  • How much income could the program expect to generate at the optimum assessment rate?
  • How much would it cost to administer the program, including Government reimbursements (through user fees)?
  • After program administration costs are paid, how much funding would remain to finance the program?
  • Could an effective research and promotion program be conducted with the remaining funds?

Objectives: Identify what the industry expects to achieve through the program.

Impact on Small Business: Describe how the program’s reporting, record keeping, and other compliance requirements would affect small businesses.  The description should include an estimate of the types of small businesses that would be subject to the order and the type of professional skills necessary to prepare reports and otherwise comply with the program.

This analysis should describe each compliance requirement, including the payment of assessments, and estimate the costs, comparing large and small entities.  Distinguish initial costs from recurring or operating costs and indicate where different compliance requirements may be necessary for small businesses.  In addition, identify all relevant Federal rules that may duplicate, overlap, or conflict with the proposed program.

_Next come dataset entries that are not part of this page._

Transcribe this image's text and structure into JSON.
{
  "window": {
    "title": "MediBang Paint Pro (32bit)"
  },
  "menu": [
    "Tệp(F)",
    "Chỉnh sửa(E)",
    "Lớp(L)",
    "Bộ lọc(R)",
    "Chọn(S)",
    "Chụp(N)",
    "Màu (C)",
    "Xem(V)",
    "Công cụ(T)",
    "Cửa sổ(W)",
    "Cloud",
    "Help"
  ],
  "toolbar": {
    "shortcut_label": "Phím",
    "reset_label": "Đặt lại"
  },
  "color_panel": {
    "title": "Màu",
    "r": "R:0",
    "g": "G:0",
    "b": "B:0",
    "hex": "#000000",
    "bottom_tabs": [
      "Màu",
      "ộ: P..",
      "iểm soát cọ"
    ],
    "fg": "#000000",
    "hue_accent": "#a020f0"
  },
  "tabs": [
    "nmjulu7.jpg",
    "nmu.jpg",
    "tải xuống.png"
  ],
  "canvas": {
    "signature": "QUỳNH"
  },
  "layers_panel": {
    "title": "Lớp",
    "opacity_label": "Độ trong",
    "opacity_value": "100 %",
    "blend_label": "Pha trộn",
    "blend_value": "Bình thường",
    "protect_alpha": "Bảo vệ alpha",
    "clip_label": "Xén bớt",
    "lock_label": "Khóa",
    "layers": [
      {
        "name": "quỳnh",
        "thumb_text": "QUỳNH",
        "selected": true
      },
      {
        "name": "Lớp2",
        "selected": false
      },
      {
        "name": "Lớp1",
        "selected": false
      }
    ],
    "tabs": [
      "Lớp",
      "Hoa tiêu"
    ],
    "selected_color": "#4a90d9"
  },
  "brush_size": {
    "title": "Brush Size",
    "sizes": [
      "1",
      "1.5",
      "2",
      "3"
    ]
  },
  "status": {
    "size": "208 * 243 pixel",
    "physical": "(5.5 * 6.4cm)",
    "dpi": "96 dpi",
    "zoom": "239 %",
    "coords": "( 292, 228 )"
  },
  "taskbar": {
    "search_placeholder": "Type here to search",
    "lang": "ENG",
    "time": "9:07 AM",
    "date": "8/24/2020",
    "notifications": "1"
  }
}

Industry Support: Determine the level of industry support for the program.  USDA will consider a proposal only when there substantial industry support.

Text of the Proposal: Draft the text for the proposed order, which should provide the details of the proposed program.  Address all aspects of the program, such as:

  • Who would pay the assessment (for example: producers, first handlers, processors, or importers).
  • What the assessment rate would be (amount per unit of trade) or a maximum assessment rate.
  • Whether small businesses would be exempt and, if so, the exemption level.

You should read the publication Outline and Text of Proposed Order for Research and Promotion Programs (pdf) for more information on what to put in your proposal.

Submission: In summary, the package submitted should include: (1) industry analysis; (2) justification; (3) objectives; (4) impact on small business; (5) evidence of industry support for the program; and (6) the text of the proposed order.  Submit the completed package to the Administrator of AMS at the following address: Administrator, Agricultural Marketing Service, USDA, STOP Code 0201, 1400 Independence Avenue, S.W., Washington, D.C. 20250-0201.

Important: Once the proposal is published in the Federal Register, ex parte communication about the substance of the proposal between any USDA representative involved in the decision process and interested persons about the substance of the proposed order is prohibited.  Discussion about procedural matters and status reports are permitted.

View the Proposed Programs in Development